Relying on copying-and-pasting materials within a patient's electronic health record (EHR) could lead to the insertion of false information in the record, concludes a group of researchers from Brigham and Women's Hospital in a recent issue of the Archives of Internal Medicine.
"Previous research has shown that copying and pasting fragments of notes is common in EMRs. However, it was not known whether the resulting information was accurate," said Alexander Turchin, MD, a physician in the Endocrine Division at BWH and a Senior Medical Informatician at Partners HealthCare, in a statement. This study is the first to show in "a systematic way" that copy-and-pasted material may not be accurate, he added.
In their study, the researchers looked at EHRs of nearly 6,000 diabetic adults receiving care from their primary care physicians. They used specially designed software that tracked copied records of lifestyle counseling documentation in these patients' EMRs.
When comparing the average blood glucose levels for patients with and without copied EHR records, they found that copied lifestyle counseling documentation was not associated with improvements in glucose control--similar to having received no counseling at all.

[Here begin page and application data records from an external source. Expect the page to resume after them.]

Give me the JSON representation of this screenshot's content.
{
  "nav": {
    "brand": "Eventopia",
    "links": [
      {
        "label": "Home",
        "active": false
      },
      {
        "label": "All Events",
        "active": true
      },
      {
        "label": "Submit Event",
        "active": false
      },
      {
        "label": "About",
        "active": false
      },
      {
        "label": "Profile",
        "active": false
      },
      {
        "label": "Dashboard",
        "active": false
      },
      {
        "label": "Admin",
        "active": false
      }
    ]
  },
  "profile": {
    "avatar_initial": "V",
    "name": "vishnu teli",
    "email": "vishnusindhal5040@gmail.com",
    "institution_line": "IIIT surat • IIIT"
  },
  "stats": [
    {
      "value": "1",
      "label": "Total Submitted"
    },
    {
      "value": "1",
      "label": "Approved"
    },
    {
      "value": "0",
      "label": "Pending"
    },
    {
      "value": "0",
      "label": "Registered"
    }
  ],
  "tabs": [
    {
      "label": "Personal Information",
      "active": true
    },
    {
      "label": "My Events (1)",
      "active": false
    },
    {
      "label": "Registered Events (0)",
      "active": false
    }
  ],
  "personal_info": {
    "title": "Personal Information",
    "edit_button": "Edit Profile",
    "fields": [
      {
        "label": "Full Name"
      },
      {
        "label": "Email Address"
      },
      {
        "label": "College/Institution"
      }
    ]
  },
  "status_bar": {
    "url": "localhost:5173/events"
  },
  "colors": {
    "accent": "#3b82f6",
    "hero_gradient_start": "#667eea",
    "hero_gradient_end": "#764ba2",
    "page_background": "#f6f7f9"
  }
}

Overall, the ongoing research has unveiled some "potential negative ramifications of copying and pasting documentation in EMRs," said Turchin, who explains the next steps include educating healthcare providers about this issue.